By: Meredith Holt, INFORUM
FARGO - In the new movie “Hope Springs,” Kay (Meryl Streep) and Arnold (Tommy Lee Jones) Soames have had a sexless marriage for years. They sleep in separate beds in separate rooms. He barely looks at her.
Moviegoers who packed Fargo’s Century 10 theater smiled and laughed knowingly as two of America’s finest actors gave them a personal look at the sometimes-painful process of restoring intimacy.
Avoidance can worsen and prolong the issue, often to the point where couples give up hope that what they’ve lost can be regained, says Sanford’s Dr. Alice Christianson.
“When sexual problems pop up, avoidance often is how a couple handles it, so sex becomes less frequent, and then because sometimes there’s anxiety or discomfort or aversion around sexuality, then even things like hugging, kissing fall off,” says Christianson, a certified sex therapist.
Like with any relationship issue, communication is key.
“As long as we can communicate intimately and honestly with our partner about what turns us on and what turns us off, we can navigate the many changes and issues we may be dealing with,” author Joan Price writes in “Naked at Our Age: Talking Out Loud About Senior Sex,” a self-help title recommended by Christianson.
Differences in desire
In the film, Arnold seems content going about his daily routine without so much as a goodbye kiss from his wife, but Kay wants more and takes matters into her own hands starting with a trip to the bookstore.
There she discovers Maine’s Dr. Bernard Feld (Steve Carell), who says in a video on his website, “It’s not impossible, and it’s not too late” to rekindle love and romance.
Christianson says mismatched sexual desire is the most common reason patients seek her help and guidance.
Though not always the case, she says women typically have less desire than their partners.
“Women don’t have the testosterone that men have, and testosterone really is a driver for high interest,” she says.
But it’s not just hormones. Desire can wane for any number of reasons – age, stress, worry, anxiety about performance issues, unaddressed emotional problems, life changes, physiological changes, underlying medical conditions.
Sometimes sex can be painful for women, and rather than address the problem, they avoid sex altogether.
“If they don’t figure out physically what to do to make that better, they can take the position that, ‘Well, I’m just not going to have intercourse anymore,’ ” Christianson says.
First and foremost, an appointment with a general practitioner, ob-gyn or urologist should be made to rule out any medical reasons for lack of interest in sex.
Christianson says paying attention to each other’s needs – both inside and outside the bedroom – can help bridge the gap between differing sex drives.
“The person who’s got maybe less desire can do things that will try to set the stage or do things that promote a little bit more interest so that they can get going,” she says.
One morning Kay serves her despondent husband an intensive couples therapy brochure along with his usual egg-bacon-and-coffee breakfast.
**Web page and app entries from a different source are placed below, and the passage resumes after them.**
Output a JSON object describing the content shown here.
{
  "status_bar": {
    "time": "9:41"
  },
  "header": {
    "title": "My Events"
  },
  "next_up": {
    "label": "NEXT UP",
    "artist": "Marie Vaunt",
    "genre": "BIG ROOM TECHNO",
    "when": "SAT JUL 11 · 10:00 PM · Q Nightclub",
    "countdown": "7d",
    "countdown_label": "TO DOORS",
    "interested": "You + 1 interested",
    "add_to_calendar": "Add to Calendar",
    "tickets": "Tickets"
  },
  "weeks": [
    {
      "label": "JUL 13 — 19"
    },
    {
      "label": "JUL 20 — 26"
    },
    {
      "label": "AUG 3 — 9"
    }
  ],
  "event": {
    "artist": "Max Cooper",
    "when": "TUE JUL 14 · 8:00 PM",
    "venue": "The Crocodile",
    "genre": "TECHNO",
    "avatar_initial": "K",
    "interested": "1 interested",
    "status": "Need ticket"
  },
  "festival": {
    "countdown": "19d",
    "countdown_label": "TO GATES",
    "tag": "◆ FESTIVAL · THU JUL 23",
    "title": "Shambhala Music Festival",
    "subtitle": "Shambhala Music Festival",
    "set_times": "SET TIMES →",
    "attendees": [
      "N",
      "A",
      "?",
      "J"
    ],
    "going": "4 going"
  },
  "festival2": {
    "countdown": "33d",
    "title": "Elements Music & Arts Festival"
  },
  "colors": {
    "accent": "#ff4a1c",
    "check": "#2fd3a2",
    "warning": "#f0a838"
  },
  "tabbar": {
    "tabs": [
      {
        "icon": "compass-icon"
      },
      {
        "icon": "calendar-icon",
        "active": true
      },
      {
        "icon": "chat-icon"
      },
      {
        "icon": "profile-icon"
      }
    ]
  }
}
She tells him she’s going with or without him.
He resists until the last minute, when he plops down next to her on the plane and gruffly says, “I hope you’re happy,” to which she responds with a semi-satisfied smile.
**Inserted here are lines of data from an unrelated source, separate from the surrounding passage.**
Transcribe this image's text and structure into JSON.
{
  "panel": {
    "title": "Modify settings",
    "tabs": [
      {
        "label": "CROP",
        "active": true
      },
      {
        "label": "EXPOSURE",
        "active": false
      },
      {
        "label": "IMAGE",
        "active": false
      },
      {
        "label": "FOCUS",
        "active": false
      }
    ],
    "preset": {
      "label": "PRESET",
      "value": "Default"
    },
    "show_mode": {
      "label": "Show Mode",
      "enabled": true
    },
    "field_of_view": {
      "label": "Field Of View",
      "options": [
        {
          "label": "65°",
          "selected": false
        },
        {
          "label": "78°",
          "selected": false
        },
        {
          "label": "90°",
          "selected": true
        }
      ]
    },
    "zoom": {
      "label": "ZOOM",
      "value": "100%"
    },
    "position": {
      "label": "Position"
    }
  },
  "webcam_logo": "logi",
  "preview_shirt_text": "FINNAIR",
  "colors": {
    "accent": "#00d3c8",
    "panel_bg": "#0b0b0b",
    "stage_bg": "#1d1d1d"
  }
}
Arnold’s complaining and bullying continue as he fights the process. (Streep jokingly called the film “50 Shades of Grumpy” in an interview.)
It’s not until he realizes he’s at risk of losing his wife of 31 years that he tries to do something about it.
Christianson says change can inspire change. Even if Kay ended up going to “Bernie’s” sessions alone, she could have improved her marriage.
“That’s the cool thing about change, is sometimes one person can make some small change and it makes a difference in the relationship,” she says.
More than sex
Kay and Arnold’s first “assignment” from Dr. Feld is simply to lie with their arms around each other. Then they’re asked to lovingly touch each other. Just touch.
“Lovemaking is more than (intercourse), which is kind of how people think about sex,” Christianson says, adding it can include emotional closeness, kissing, hugging and massage, among other things.
“Foreplay technically starts out the minute you wake up in the morning and (depends on) how your partner treats you during the day,” Christianson says.
One of the most rewarding scenes in “Hope Springs” comes in the final moments when Arnold passionately kisses Kay before he leaves for work, bending her backward over the kitchen sink.
Christianson and other specialists say the notion that sex should always be spontaneous is a myth.
“Give it a chance. You may find that scheduling sex encourages you to think about it all day, anticipate what you’ll do, and rev up your arousal,” “Naked at Our Age” author Price writes.
Christianson hopes avenues like “Hope Springs” and this article help people realize they don’t have to resign themselves to a sexless relationship – at any age.
“We’re sexual lifelong whether people want to do something about that or not,” she says. “Sex is not just for the young and able-bodied.”